But the one thing that really pushes me towards Hillary more than anything else is the blind, frothing hatred that is directed at her. It viscerally offends me, and makes me want to stand in her corner on fairness grounds alone. People worry about whether Obama would be safe as President, but honestly I think that Clinton faces a bigger threat. For fifteen years now, an entire cesspool of hate has bubbled around Hillary Clinton, one that has been fanned (if not sanctioned) by "mainstream" conservative forces. And let's be clear: it openly fantasizes about violence against her. Is there any contemporary analogue to the "I Wish Hillary had Married O.J." t-shirts? It's sick.
That's why recently, I've been pleased to see a diverse array of bloggers who have been willing to call folks out on the misogynistic BS Hillary faces as a matter of course. The response to the tears at the New Hampshire rally (prompting ABC to question whether her emotions will "get the best of her"). The buzzing about her "too harsh" responses about change at the Democratic debate. She's a cold emasculating ball-buster, when she isn't a frail, emotional wimp.
Stephen Suh summarizes the absurd double standard:
Is Hillary ahead in the polls? Then she's too cold, too ambitious and calculating. She's a woman, after all, and women are all nurture-y and, um, I don't know, emotional and stuff. Has Hillary lost her composure at any point? Then she's too emotional, too unstable. She's a woman, after all, and they can't be trusted to keep their inner weaknesses in check. That's why women aren't good leaders, you know.
Unfortunately, it doesn't surprise me to see this type of treatment. It's always there when a woman gets uppity. She's too mannish until people find a way to describe her as too typically "female." Then they'll go straight back to the original criticism without missing a beat.
Reformed conservative John Cole, who I know is no fan of Clinton, similarly is sick of it, and pegs the source of the problem right where it should be: Hillary's a woman, and folks can't stand the idea of a woman showing a spine:
Quite frankly, I hate to say this, but I think what we are actually seeing is a double-standard here, and the feminists may be right. This is all about Hillary being a woman. John Edwards has been 150 times as angry the whole campaign, and has built his entire campaign around it. Howard Dean was angry, and people lapped it up. Here, Hillary isn’t really angry, just matter-of-fact and frustrated, and people are giving her shit.

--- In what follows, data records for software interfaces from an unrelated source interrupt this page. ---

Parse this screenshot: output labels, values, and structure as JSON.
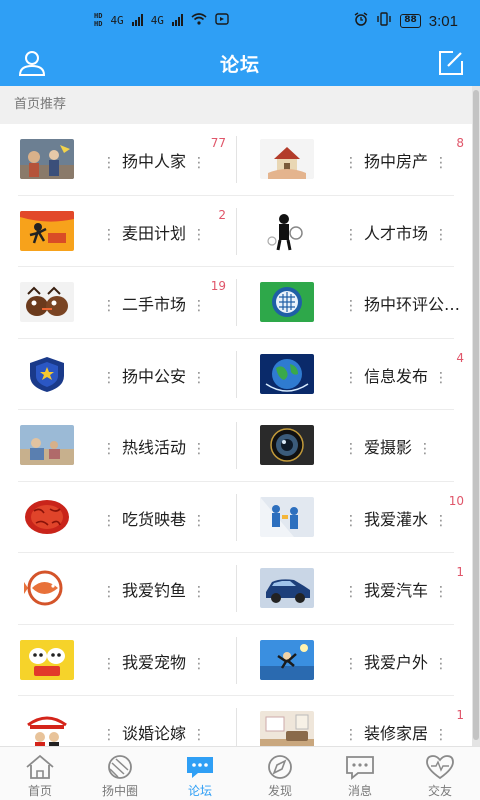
{
  "status": {
    "left": [
      "HD",
      "4G",
      "4G"
    ],
    "battery": "88",
    "time": "3:01"
  },
  "header": {
    "title": "论坛"
  },
  "section": {
    "label": "首页推荐"
  },
  "forums": [
    {
      "name": "扬中人家",
      "count": "77",
      "thumb": "party"
    },
    {
      "name": "扬中房产",
      "count": "8",
      "thumb": "house"
    },
    {
      "name": "麦田计划",
      "count": "2",
      "thumb": "flag"
    },
    {
      "name": "人才市场",
      "count": "",
      "thumb": "people"
    },
    {
      "name": "二手市场",
      "count": "19",
      "thumb": "birds"
    },
    {
      "name": "扬中环评公…",
      "count": "",
      "thumb": "emblem"
    },
    {
      "name": "扬中公安",
      "count": "",
      "thumb": "police"
    },
    {
      "name": "信息发布",
      "count": "4",
      "thumb": "globe"
    },
    {
      "name": "热线活动",
      "count": "",
      "thumb": "photo"
    },
    {
      "name": "爱摄影",
      "count": "",
      "thumb": "camera"
    },
    {
      "name": "吃货映巷",
      "count": "",
      "thumb": "food"
    },
    {
      "name": "我爱灌水",
      "count": "10",
      "thumb": "figures"
    },
    {
      "name": "我爱钓鱼",
      "count": "",
      "thumb": "fish"
    },
    {
      "name": "我爱汽车",
      "count": "1",
      "thumb": "car"
    },
    {
      "name": "我爱宠物",
      "count": "",
      "thumb": "pets"
    },
    {
      "name": "我爱户外",
      "count": "",
      "thumb": "outdoor"
    },
    {
      "name": "谈婚论嫁",
      "count": "",
      "thumb": "wedding"
    },
    {
      "name": "装修家居",
      "count": "1",
      "thumb": "room"
    }
  ],
  "tabs": [
    {
      "label": "首页",
      "icon": "home-icon"
    },
    {
      "label": "扬中圈",
      "icon": "circle-icon"
    },
    {
      "label": "论坛",
      "icon": "forum-icon"
    },
    {
      "label": "发现",
      "icon": "compass-icon"
    },
    {
      "label": "消息",
      "icon": "message-icon"
    },
    {
      "label": "交友",
      "icon": "heart-icon"
    }
  ],
  "colors": {
    "accent": "#2f9ff5",
    "badge": "#e0566a"
  }
}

He's right about Edwards. Of course, if a woman shows any degree of softness, then the other foot drops: she's weak and emotional. Here Steve Benen rightfully hits Edwards for cheap-shotting Hillary on that very point.
These are not Hillary fans. But they're hitting back against the clear, persistent, and unmistakable sexism that has plagued Clinton's campaign from day one. If someone as powerful, educated, talented, and able as Clinton can fall prey to it, what makes us think other women will be spared?